WHAT TO WORK ON:
Where a line of the records holds the string "caption", copy that line.
--- DATA TO PROCESS ---
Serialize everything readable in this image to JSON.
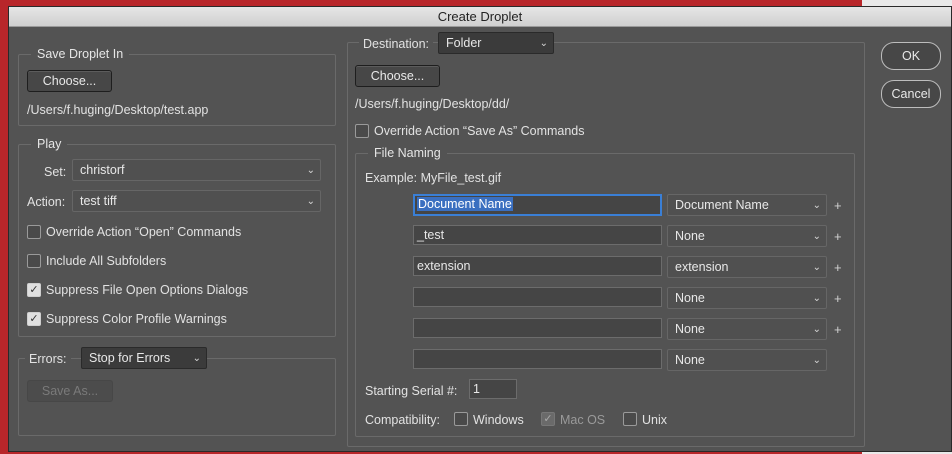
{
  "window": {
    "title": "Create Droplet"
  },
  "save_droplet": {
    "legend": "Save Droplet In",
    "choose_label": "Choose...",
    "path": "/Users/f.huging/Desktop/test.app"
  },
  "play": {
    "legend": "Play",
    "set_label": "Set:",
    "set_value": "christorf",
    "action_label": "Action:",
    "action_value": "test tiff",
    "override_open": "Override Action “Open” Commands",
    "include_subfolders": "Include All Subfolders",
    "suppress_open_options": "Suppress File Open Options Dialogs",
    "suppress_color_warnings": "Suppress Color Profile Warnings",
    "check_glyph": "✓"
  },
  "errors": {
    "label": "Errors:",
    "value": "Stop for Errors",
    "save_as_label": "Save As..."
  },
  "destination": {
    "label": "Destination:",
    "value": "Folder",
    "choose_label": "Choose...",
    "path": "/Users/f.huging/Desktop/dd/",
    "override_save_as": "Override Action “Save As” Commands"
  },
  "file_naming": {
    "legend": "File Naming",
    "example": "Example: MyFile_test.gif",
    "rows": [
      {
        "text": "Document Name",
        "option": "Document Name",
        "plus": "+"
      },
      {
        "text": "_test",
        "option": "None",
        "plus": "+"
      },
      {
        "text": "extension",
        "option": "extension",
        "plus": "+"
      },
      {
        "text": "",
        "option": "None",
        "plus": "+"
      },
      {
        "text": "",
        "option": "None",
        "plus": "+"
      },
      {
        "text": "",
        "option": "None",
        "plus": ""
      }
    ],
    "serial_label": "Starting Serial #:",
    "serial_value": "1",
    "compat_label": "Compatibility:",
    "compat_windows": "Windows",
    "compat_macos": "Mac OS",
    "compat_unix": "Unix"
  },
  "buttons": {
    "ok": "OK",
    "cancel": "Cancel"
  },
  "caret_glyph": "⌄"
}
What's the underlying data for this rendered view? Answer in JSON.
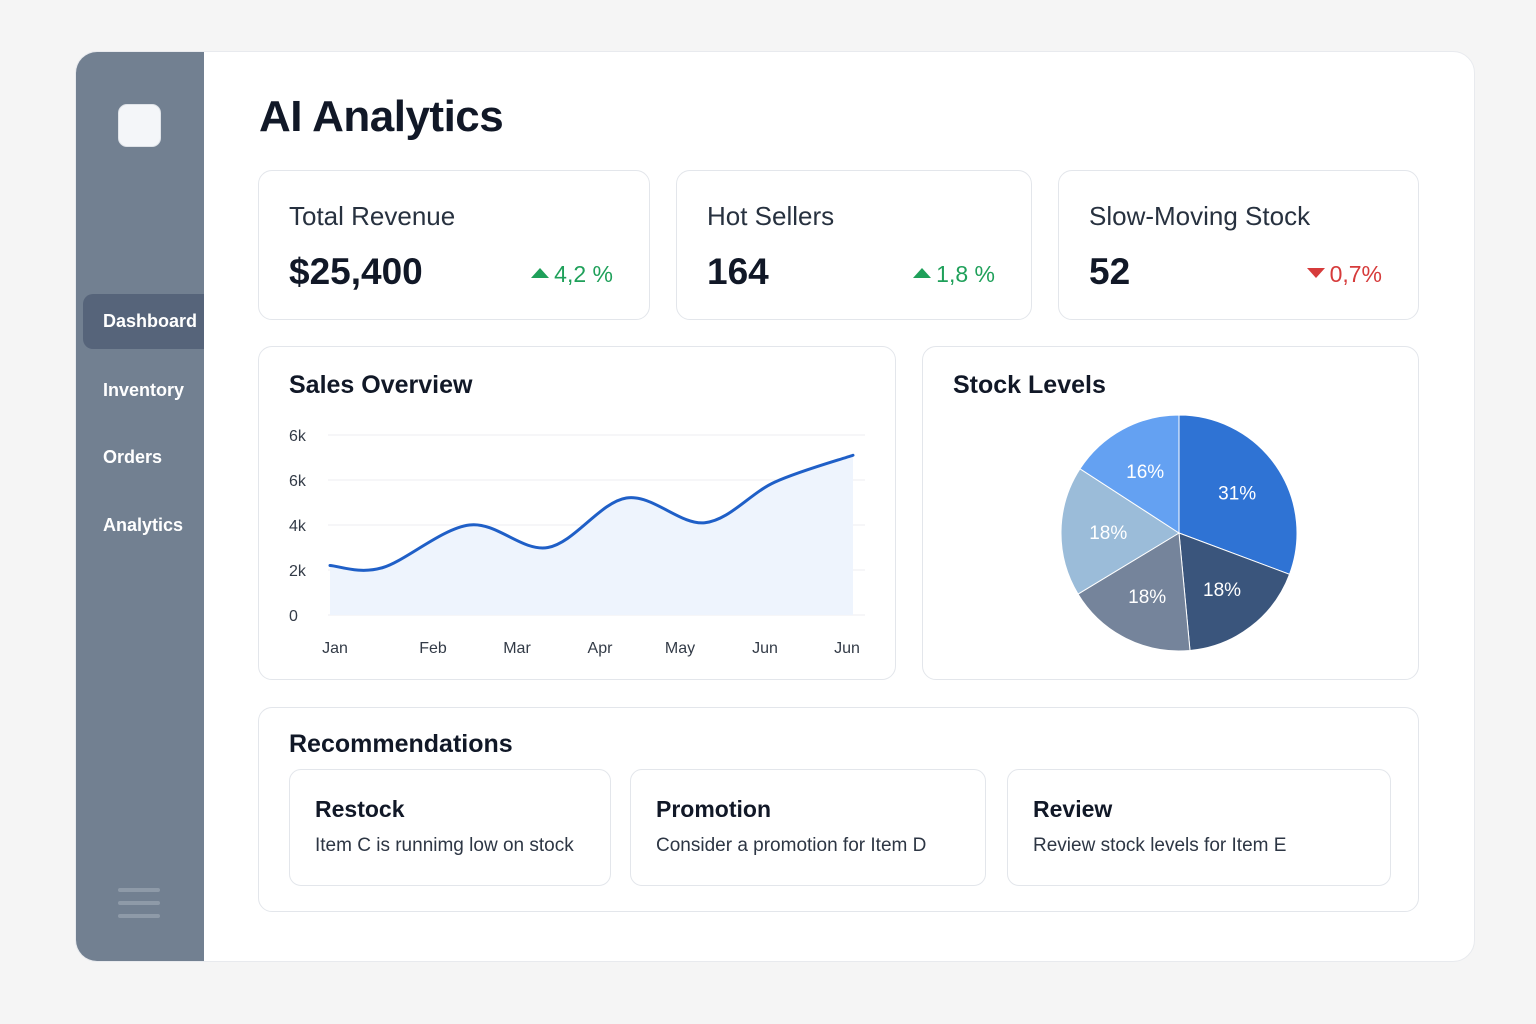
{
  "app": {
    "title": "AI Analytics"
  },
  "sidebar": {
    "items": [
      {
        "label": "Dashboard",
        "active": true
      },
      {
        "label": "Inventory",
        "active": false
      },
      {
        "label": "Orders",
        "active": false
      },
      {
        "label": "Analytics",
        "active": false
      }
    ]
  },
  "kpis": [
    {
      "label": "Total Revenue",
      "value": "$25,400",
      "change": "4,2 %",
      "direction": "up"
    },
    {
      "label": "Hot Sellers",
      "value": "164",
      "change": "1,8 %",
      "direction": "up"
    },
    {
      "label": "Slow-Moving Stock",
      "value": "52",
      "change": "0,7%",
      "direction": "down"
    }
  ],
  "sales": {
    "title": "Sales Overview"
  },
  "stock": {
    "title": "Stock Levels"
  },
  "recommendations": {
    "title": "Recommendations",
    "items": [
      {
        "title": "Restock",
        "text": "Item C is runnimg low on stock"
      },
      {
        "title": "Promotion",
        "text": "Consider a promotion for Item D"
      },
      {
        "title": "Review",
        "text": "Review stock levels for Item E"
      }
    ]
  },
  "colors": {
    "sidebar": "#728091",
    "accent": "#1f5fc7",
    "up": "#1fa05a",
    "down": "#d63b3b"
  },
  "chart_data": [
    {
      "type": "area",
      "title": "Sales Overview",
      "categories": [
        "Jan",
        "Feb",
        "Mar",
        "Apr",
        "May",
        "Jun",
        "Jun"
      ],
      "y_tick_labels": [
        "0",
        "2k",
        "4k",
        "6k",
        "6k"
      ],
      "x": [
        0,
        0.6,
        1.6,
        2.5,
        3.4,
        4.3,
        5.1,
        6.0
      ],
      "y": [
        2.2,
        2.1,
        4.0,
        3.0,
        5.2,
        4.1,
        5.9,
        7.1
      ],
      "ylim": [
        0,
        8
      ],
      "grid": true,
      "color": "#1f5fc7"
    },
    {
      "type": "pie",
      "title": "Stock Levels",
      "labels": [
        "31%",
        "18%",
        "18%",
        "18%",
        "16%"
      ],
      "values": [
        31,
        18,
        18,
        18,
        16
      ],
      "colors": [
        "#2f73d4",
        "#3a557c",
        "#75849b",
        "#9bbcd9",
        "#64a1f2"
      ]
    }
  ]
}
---
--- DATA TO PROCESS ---
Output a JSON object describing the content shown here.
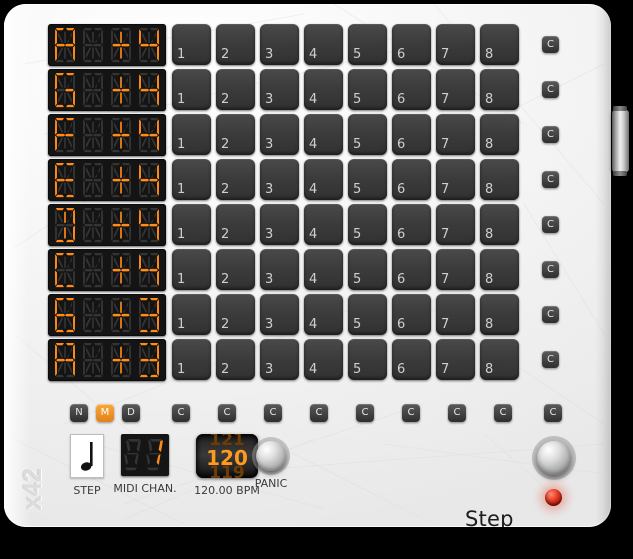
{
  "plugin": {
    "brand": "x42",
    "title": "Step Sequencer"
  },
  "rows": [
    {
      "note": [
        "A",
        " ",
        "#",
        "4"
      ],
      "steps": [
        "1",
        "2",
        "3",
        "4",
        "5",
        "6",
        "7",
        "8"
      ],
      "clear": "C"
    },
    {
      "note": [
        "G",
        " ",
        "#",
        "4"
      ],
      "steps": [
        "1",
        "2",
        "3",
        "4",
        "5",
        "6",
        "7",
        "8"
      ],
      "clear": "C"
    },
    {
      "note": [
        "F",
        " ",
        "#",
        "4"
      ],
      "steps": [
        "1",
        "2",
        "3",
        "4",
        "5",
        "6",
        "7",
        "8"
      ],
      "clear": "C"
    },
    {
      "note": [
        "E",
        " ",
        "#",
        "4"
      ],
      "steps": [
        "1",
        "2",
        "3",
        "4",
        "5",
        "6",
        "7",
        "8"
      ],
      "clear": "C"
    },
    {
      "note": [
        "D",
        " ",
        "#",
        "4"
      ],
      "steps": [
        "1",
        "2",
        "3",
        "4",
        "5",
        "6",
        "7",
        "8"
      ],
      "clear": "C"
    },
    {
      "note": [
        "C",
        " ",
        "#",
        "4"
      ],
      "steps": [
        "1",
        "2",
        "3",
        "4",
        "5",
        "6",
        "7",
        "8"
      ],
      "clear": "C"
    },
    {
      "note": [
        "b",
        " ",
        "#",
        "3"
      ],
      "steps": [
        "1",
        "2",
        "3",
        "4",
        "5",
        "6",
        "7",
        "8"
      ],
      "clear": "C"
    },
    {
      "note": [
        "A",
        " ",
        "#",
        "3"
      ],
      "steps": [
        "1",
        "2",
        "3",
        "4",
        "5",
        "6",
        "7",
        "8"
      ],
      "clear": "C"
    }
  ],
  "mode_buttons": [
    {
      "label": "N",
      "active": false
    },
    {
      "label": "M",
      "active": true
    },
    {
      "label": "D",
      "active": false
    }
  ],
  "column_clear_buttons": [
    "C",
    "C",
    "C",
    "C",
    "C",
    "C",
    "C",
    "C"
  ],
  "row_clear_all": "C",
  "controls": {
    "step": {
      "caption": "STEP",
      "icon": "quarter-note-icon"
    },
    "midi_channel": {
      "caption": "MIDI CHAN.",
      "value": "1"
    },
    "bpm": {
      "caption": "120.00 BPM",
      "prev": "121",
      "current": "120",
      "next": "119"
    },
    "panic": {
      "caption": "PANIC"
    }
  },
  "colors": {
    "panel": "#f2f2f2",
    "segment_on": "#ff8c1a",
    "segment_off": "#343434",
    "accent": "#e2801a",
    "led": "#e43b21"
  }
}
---
ANSWER TO THE PROBLEM:
      "caption": "STEP",
      "caption": "MIDI CHAN.",
      "caption": "120.00 BPM",
      "caption": "PANIC"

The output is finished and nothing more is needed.